The romance author Nicholas Sparks again defended himself Thursday against allegations in a long-running lawsuit that alleges he defamed the former headmaster of his private Christian school in North Carolina by telling people the man had dementia.
The suit was first brought by Saul Hillel Benjamin in 2014, a little more than a year after he was hired to run The Epiphany School of Global Studies at New Bern, near the North Carolina coast. It alleged that Benjamin was forced out of the job because of a Jewish follower of Quakerism who worked "to recruit black students and faculty" and "supported a bullied group of gay students."
Most of the suit was dismissed in 201
Benjamin alleged the complaints were a pretext for his firing, which he said violated federal law.
A federal judge last year dismissed all the counts in the lawsuit alleging the allegation of religious discrimination against Benjamin and all alleged retaliation for his attempts to diversify the school.

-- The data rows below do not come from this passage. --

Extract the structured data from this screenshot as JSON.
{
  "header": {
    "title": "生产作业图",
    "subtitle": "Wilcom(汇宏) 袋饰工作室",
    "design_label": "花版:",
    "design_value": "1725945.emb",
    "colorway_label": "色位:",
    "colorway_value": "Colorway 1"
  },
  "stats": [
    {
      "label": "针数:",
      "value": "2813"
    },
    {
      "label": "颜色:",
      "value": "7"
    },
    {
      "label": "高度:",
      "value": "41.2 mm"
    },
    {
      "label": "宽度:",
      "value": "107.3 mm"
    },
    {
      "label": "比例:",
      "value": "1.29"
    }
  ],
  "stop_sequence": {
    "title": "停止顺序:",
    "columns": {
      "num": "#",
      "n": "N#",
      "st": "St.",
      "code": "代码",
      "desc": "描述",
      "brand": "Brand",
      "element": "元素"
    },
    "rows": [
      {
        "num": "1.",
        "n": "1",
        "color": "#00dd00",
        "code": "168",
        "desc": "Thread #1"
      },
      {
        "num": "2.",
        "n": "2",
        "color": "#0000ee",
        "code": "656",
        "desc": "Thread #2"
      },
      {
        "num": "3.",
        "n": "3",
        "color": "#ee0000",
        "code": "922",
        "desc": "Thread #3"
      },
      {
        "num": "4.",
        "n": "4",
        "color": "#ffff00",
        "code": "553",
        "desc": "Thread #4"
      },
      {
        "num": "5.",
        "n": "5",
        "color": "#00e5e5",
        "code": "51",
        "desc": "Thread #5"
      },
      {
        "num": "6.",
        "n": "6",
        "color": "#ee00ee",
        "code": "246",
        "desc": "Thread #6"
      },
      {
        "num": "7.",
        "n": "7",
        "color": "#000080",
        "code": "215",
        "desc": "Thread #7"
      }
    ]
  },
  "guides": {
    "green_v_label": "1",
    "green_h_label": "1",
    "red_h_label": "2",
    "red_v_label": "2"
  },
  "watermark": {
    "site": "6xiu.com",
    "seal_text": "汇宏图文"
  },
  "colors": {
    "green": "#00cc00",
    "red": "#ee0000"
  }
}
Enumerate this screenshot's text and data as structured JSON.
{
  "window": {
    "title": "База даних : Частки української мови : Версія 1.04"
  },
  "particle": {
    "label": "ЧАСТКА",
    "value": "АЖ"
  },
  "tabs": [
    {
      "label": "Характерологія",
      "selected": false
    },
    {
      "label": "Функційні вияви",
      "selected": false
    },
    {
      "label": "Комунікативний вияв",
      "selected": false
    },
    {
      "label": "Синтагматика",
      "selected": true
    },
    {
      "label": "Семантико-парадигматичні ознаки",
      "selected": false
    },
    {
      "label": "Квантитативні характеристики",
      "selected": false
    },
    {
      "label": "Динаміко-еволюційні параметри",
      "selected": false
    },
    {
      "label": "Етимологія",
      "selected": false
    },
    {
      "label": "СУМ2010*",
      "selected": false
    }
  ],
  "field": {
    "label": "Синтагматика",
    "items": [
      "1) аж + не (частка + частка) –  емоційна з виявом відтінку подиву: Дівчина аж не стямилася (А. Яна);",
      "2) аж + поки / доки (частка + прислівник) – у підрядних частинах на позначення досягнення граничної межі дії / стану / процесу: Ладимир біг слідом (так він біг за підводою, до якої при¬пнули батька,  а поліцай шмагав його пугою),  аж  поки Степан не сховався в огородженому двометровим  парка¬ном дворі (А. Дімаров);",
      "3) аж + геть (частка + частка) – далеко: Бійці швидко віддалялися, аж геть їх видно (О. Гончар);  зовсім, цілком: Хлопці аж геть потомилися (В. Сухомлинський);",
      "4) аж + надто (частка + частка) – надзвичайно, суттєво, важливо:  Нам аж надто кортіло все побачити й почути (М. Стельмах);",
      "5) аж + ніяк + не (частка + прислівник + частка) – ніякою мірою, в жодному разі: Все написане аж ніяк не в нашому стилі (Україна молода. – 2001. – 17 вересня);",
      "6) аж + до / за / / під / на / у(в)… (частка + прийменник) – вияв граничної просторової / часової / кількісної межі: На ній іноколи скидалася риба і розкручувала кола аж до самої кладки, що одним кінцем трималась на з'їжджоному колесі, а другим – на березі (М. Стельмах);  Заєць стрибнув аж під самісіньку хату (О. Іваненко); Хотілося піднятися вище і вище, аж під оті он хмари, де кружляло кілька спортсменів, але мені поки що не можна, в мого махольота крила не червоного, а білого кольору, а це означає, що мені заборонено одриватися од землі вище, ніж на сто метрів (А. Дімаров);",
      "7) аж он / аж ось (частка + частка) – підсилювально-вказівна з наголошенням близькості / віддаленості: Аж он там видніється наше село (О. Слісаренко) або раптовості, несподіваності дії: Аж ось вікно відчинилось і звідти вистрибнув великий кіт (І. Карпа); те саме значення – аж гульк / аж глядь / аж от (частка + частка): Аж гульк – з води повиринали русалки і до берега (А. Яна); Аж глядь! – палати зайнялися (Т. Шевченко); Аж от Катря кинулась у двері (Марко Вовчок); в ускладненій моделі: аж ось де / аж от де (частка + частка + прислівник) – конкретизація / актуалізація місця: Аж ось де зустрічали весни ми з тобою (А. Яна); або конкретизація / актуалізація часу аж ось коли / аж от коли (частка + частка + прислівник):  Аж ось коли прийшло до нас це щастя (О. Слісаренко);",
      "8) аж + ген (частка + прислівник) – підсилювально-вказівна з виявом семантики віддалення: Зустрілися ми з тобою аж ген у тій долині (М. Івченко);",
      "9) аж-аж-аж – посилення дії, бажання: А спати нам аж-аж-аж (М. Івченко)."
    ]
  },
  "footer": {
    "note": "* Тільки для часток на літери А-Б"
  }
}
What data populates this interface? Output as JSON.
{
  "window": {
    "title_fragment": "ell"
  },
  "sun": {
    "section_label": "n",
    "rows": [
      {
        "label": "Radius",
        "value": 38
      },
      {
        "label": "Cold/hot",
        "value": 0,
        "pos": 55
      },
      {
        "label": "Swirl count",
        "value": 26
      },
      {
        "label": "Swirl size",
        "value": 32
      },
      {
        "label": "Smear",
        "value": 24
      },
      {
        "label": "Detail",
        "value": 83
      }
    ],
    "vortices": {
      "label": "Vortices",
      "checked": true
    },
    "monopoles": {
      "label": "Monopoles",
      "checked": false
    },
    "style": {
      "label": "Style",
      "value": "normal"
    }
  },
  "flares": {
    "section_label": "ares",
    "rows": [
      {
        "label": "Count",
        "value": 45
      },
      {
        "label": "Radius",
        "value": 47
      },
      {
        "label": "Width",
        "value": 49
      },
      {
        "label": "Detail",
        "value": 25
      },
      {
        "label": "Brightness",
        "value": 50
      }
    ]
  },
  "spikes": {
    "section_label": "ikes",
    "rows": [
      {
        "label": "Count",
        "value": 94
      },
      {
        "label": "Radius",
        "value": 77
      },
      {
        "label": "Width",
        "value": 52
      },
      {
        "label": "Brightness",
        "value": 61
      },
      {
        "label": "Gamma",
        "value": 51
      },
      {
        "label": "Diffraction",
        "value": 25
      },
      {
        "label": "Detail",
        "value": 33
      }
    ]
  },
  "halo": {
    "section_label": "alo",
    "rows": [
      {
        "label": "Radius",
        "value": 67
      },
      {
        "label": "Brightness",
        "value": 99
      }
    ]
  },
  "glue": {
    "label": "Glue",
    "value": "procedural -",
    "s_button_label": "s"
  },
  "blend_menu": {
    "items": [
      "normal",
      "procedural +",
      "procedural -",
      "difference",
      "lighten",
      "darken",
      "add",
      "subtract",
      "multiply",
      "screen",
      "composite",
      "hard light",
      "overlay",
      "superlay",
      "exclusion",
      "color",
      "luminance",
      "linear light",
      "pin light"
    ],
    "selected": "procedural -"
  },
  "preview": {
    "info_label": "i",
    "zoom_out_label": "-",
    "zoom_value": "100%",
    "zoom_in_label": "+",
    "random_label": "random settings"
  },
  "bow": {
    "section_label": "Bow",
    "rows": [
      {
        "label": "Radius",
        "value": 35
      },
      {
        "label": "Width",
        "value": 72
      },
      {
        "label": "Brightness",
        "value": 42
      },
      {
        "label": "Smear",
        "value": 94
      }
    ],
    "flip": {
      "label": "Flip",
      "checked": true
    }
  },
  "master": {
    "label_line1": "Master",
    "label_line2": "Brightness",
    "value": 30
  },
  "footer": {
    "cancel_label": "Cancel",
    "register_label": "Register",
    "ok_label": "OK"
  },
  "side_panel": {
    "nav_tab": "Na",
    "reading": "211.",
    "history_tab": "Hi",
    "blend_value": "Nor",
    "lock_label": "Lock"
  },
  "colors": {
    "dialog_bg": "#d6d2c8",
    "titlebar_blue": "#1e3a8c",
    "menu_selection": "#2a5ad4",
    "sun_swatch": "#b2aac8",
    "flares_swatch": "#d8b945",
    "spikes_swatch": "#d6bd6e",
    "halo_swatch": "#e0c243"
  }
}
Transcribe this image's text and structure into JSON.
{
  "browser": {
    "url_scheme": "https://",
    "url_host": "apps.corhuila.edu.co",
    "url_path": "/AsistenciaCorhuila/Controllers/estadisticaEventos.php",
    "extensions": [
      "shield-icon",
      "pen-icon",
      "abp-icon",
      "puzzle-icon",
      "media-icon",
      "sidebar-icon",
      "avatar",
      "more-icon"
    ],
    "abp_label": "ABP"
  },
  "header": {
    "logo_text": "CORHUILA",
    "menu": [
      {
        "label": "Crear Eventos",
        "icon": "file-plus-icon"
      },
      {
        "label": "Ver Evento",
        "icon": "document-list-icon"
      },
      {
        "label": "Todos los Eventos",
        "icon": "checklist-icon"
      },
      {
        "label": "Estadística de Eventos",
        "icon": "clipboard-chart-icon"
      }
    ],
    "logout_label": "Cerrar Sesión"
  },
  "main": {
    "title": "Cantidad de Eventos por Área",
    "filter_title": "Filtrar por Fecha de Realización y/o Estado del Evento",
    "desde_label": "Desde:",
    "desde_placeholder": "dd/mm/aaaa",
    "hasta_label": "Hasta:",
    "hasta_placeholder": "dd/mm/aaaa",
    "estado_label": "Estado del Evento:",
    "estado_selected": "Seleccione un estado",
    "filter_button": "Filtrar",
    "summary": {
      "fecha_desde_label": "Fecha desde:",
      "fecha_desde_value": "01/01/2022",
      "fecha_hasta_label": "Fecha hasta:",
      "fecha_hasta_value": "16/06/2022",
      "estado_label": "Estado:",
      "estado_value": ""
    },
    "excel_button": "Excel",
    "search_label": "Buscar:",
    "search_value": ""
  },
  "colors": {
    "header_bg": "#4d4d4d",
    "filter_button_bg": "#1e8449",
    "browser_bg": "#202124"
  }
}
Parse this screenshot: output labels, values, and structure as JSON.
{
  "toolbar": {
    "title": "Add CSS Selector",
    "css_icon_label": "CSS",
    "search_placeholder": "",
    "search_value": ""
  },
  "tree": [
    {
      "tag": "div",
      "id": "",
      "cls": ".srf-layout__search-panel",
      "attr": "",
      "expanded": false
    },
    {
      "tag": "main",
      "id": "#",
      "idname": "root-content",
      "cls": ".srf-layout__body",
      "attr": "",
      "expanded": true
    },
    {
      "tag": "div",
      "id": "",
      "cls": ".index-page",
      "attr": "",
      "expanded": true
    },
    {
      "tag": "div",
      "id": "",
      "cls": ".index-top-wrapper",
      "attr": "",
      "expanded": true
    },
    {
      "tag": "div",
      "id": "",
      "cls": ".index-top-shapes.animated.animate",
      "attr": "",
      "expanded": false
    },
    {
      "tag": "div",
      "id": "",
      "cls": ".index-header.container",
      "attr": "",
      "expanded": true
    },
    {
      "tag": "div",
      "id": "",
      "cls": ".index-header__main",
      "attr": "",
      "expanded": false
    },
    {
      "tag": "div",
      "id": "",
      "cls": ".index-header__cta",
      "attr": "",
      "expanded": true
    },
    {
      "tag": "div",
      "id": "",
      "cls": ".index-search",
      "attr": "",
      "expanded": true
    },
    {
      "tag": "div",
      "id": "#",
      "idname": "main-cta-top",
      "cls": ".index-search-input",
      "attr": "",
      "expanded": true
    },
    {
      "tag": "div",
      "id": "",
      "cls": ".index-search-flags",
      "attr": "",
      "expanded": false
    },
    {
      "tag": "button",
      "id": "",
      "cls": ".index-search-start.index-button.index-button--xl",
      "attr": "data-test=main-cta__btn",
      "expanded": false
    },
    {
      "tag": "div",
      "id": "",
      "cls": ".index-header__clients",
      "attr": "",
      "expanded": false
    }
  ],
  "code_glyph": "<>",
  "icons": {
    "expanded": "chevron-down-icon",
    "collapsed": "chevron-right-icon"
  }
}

The remaining counts Benjamin to resign involuntarily, sparks and others defend him from spreading rumors he had dementia and Alzheimer's disease.
The emails and their contents have been the Subject of news reports going back to 2015.
"The article appears in today's The Daily Beast is not news, and repeats false accusations and claims made against Epiphany and me, and largely ignores the overwhelming evidence we have submitted to the Court, "Sparks, the author of numerous bestsellers that have sold more than 100 million copies, said in a stateme nt Thursday.
"I am pleased that the Court has dismissed nearly every claim against me, my Foundation and Epiphany," he said. "Very importantly, the Court has dismissed all claims of discrimination or harassment against me."
After efforts to settle the case failed, trial on the remaining counts is set for Aug. 14 in U.S. Pat. District Court in Raleigh, North Carolina.